Quick budgeting update: I shared in my Shine article on budgeting that I always round up to the nearest dollar what I spend. This really really helps when you've hit financial lows because then when you balance it against what the bank/credit union says you have (keeping in mind, of course, any outstanding payments that haven't been deducted yet), you just might find you have more than you think! I needed to use this, and found almost $200! Woo hoo!!
I realize this still doesn't make me an expert, but there is some so-called expert advice I've read (often more than once) that I could do with never reading again:
Skip the morning latte. I already do, thanks. Yes, I love Starbucks, but I'm rarely actually there. I make my coffee at home. And if I do go to Starbucks, I buy a grande drip which, with my reusable cup that I have with me at all times, costs me less than $2. Leave me and my coffee alone. It is not a budget-breaker.

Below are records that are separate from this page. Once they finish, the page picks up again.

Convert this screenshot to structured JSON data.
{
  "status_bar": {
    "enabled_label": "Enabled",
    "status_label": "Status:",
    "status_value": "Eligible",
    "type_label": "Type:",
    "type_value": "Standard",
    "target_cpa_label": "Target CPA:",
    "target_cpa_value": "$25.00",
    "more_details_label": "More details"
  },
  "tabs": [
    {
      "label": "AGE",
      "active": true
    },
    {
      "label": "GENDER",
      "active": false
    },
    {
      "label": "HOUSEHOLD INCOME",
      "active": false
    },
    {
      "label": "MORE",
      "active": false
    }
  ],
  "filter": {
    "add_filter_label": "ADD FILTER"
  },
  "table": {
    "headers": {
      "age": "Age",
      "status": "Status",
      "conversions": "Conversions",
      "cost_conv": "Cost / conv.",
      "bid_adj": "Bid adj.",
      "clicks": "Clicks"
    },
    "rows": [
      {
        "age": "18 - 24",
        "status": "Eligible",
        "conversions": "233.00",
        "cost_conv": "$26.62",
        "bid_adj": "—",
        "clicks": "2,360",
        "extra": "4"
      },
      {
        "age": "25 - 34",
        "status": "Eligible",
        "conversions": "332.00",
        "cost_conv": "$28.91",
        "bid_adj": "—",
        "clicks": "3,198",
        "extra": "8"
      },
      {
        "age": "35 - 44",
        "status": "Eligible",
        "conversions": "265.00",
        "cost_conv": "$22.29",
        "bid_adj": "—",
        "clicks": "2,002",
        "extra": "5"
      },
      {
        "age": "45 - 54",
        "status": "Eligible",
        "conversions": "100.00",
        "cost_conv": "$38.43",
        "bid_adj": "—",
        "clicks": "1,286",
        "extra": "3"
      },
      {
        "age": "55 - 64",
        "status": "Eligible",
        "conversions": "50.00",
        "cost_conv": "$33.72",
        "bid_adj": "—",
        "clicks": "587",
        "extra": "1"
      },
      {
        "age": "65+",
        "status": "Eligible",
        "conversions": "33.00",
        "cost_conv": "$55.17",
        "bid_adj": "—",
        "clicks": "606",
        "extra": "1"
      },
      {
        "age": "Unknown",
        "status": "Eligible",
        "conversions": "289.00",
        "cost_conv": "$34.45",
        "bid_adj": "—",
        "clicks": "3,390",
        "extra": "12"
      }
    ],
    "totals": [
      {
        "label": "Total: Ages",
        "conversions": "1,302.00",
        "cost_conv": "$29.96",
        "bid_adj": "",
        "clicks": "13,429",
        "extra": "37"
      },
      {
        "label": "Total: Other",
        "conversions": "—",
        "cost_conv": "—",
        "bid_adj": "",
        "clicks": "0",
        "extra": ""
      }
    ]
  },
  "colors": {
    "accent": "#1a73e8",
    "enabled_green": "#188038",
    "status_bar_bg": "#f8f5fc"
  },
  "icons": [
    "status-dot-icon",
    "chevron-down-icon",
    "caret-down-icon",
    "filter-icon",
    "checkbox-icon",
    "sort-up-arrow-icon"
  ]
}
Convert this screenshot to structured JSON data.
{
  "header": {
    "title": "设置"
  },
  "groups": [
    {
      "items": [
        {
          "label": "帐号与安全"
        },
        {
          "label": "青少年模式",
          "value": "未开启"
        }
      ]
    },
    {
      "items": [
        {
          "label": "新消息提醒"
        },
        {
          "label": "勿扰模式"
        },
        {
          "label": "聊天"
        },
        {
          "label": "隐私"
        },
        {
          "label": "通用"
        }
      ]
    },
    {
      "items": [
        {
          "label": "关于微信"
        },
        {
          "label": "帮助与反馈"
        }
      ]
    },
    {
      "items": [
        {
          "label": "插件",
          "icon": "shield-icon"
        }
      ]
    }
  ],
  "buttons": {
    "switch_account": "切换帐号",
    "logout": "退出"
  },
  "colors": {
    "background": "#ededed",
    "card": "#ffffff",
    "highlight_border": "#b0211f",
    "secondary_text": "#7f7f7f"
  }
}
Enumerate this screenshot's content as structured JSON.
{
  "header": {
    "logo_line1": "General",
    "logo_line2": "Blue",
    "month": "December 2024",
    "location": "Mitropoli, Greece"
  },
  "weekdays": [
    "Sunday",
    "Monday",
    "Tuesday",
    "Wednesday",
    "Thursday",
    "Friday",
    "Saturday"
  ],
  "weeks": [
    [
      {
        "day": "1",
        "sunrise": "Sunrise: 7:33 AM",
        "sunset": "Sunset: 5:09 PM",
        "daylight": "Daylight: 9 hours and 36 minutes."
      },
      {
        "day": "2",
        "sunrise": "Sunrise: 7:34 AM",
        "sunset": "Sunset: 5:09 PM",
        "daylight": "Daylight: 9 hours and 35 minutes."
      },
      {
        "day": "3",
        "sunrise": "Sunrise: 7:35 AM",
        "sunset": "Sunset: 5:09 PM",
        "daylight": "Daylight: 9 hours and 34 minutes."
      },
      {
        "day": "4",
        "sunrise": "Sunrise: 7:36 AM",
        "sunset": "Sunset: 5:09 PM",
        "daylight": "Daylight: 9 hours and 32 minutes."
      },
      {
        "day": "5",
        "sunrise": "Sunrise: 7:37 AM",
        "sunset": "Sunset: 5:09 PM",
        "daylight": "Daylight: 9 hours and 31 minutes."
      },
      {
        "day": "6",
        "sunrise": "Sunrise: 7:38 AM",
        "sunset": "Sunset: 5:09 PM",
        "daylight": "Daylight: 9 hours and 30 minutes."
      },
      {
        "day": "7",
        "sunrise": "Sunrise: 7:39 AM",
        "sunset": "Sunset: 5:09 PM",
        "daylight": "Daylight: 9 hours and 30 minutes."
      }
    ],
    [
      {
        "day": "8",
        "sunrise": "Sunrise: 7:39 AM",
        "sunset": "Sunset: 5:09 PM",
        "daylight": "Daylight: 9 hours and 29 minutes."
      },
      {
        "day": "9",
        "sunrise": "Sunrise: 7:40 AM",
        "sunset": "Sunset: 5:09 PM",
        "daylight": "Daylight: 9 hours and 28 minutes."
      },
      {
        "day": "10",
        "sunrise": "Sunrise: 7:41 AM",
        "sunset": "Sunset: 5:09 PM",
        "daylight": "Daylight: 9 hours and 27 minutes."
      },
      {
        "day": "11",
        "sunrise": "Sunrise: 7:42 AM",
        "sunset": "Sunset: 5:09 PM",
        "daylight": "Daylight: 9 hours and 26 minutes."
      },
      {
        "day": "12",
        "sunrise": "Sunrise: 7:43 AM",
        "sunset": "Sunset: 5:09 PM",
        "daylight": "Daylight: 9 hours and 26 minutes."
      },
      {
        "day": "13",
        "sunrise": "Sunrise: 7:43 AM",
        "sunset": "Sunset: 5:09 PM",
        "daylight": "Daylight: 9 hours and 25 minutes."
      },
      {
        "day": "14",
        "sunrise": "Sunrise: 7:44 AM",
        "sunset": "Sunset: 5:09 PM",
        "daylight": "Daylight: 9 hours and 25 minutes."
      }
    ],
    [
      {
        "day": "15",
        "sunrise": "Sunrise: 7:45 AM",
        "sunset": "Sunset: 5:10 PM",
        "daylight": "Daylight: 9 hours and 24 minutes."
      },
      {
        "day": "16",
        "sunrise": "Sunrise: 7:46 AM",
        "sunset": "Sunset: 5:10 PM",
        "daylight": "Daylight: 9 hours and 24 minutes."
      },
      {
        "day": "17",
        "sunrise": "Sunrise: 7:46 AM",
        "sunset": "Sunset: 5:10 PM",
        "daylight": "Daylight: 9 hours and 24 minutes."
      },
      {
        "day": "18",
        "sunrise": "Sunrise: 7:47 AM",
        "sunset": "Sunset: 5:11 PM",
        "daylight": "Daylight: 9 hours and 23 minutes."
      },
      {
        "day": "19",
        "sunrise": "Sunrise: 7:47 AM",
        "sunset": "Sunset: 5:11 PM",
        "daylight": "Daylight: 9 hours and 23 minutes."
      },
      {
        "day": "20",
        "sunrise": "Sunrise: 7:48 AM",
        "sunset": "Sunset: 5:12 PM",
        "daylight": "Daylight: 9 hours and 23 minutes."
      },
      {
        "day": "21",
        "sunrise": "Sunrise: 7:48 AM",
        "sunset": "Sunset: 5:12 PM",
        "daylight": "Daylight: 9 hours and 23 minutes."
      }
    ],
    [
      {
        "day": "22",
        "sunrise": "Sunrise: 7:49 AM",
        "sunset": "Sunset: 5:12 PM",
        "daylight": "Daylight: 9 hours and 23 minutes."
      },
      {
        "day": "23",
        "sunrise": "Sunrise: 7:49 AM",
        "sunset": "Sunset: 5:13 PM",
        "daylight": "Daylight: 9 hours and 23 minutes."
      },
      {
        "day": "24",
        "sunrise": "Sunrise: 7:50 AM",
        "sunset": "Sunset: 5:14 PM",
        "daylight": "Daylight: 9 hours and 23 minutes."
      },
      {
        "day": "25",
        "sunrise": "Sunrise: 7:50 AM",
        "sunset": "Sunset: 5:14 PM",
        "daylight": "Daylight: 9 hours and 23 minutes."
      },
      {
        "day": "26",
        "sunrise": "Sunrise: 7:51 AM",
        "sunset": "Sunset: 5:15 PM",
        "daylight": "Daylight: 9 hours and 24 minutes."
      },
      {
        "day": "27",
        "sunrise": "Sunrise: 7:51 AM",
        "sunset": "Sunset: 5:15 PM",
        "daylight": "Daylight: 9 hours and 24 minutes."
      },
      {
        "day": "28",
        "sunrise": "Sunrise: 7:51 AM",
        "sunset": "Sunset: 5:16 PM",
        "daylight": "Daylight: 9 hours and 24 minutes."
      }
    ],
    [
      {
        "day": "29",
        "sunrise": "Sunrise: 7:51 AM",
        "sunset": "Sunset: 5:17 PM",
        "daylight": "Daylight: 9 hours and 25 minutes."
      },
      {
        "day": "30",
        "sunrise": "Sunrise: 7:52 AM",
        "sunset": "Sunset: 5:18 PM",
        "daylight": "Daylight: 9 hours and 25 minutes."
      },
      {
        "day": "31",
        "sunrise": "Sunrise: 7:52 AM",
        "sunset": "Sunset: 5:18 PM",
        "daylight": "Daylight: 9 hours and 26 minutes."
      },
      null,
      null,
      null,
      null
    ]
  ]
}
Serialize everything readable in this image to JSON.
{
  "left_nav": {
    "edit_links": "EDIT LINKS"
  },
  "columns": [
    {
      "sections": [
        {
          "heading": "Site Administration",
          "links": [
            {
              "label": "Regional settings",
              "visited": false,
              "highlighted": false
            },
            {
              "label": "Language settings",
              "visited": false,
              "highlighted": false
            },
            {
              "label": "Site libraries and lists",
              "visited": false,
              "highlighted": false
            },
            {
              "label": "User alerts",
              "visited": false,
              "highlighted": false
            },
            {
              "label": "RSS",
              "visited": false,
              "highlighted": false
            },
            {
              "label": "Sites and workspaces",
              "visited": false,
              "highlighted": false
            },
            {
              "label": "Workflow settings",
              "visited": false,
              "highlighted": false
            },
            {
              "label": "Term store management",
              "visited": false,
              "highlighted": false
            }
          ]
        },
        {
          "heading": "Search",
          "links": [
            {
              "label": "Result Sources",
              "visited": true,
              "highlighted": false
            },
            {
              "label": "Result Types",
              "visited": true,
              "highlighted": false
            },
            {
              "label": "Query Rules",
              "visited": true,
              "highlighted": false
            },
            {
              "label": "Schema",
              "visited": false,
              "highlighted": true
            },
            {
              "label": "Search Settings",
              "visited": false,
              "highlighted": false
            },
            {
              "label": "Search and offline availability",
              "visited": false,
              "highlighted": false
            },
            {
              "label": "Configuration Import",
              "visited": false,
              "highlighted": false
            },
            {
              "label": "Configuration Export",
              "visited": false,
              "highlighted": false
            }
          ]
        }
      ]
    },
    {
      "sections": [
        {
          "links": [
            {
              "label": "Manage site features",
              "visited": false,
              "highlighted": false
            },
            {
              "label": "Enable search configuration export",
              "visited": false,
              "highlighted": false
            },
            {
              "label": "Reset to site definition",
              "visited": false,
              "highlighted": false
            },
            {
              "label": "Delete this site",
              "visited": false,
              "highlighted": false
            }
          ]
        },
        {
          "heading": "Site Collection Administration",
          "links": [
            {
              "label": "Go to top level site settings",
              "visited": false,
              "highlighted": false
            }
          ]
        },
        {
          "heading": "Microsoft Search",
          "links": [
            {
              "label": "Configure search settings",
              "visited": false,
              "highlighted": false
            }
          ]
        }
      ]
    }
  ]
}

Do your own mani/pedi. The last time I had a mani/pedi was 5 years ago and it was a birthday gift from a friend.
Bring your lunch from home. Okay, first of all, stop assuming that those of us looking for financial advice are stupid. Do you think this is a new concept that no one has ever thought of before?!? Most people that are willing to do this already are. And those of us that aren't? There are a variety of reasons. For some of us (like single, working moms), this is an excellent way to hang out with friends that doesn't involve hiring a babysitter. For others, it's an opportunity to network. For the record, I do go home for lunch a couple of times a week, sometimes I go for very inexpensive lunches, and yes, sometimes they're not so cheap. But this one is not so much a budget-breaker for me as an area for cutting back if/when the budget has gone topsy-turvy. But mostly, what bothers me about this particular piece of advice is the complete lack of originality.
"Never" or "always" anything. From "never pay full price for anything" to "always pay your credit card balance in full," the idea of always or never is usually not very realistic, and sets us up to think of ourselves as failures if/when the time comes that we break a so-called cardinal rule. To make it worse, we usually break these rules when something bad has happened; health issues, a lay-off or pay cut, divorce, car problems, etc. Financial advice should contain some room for the unexpected...and usually un-welcome stuff of life.
Cut back on _____. Whether it's cable, eating out or whatever the author found particularly useful for them does not make it necessarily so for the reader. Again, it's the assumption that we're stupid; that we haven't actually looked at where our money is going. We also each have our own priorities. We either already canceled HBO or we feel the cost is worth it. What I found to be much more useful was looking at my actual spending every week, every month, and finding which items I resented. Then, it became easier to cut back in areas that I personally felt were wasteful.
And thus begins a more positive look on what financial advice was actually helpful. More to come...